***** RECORDS SUPPLIED *****
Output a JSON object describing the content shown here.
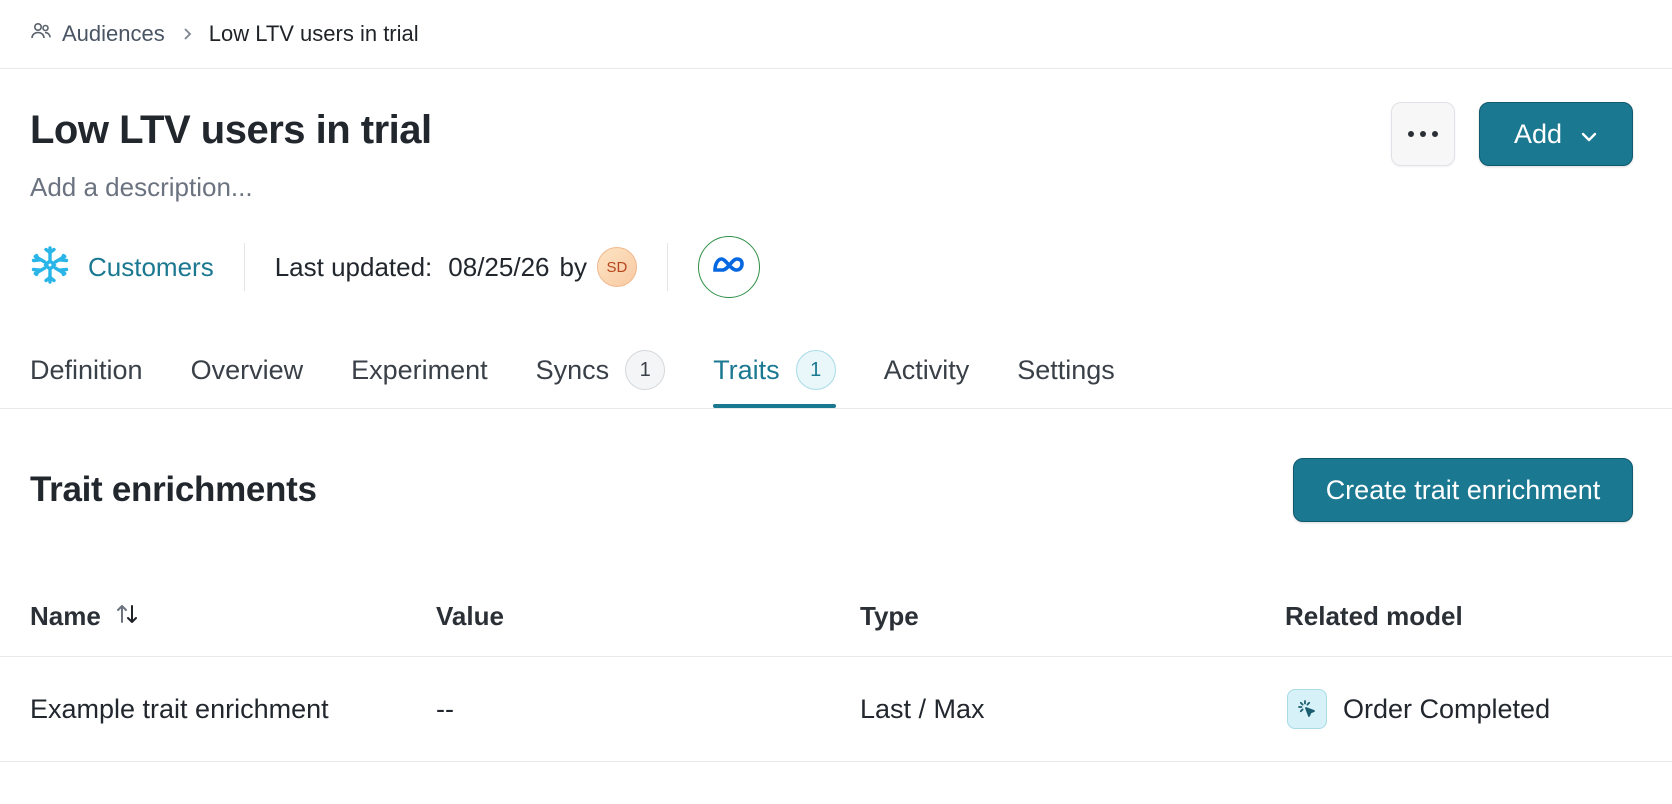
{
  "breadcrumb": {
    "root": "Audiences",
    "current": "Low LTV users in trial"
  },
  "header": {
    "title": "Low LTV users in trial",
    "description_placeholder": "Add a description...",
    "add_label": "Add"
  },
  "meta": {
    "source": "Customers",
    "last_updated_label": "Last updated:",
    "last_updated_date": "08/25/26",
    "by_label": "by",
    "avatar_initials": "SD"
  },
  "tabs": [
    {
      "label": "Definition"
    },
    {
      "label": "Overview"
    },
    {
      "label": "Experiment"
    },
    {
      "label": "Syncs",
      "badge": "1"
    },
    {
      "label": "Traits",
      "badge": "1",
      "active": true
    },
    {
      "label": "Activity"
    },
    {
      "label": "Settings"
    }
  ],
  "section": {
    "title": "Trait enrichments",
    "create_label": "Create trait enrichment"
  },
  "table": {
    "headers": {
      "name": "Name",
      "value": "Value",
      "type": "Type",
      "related_model": "Related model"
    },
    "rows": [
      {
        "name": "Example trait enrichment",
        "value": "--",
        "type": "Last / Max",
        "related_model": "Order Completed"
      }
    ]
  },
  "colors": {
    "accent": "#1b7891",
    "snowflake": "#29b5e8",
    "meta_blue": "#0668e1"
  }
}
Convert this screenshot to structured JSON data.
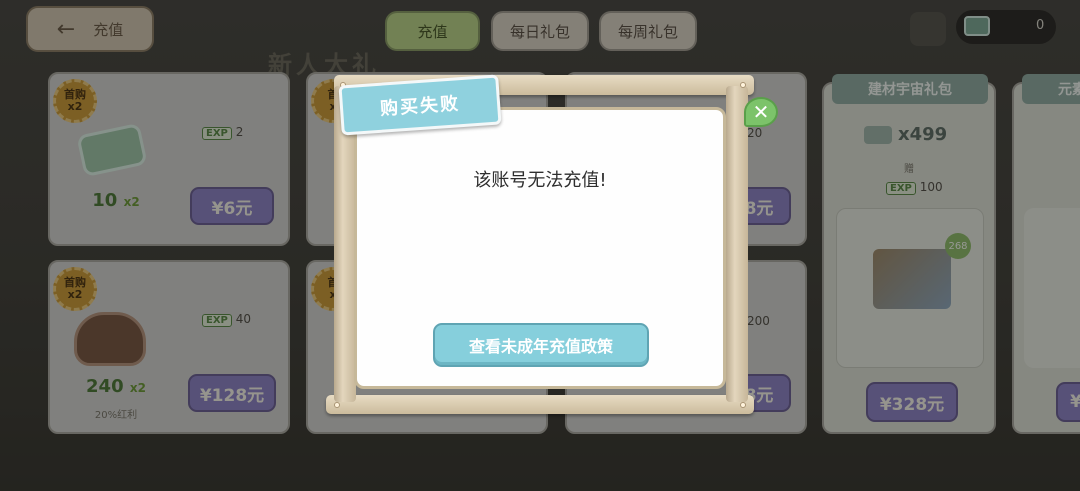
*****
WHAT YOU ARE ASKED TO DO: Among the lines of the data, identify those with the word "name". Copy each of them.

WRITTEN RESPONSE:
      "name": "Name",
        "name": "Example trait enrichment",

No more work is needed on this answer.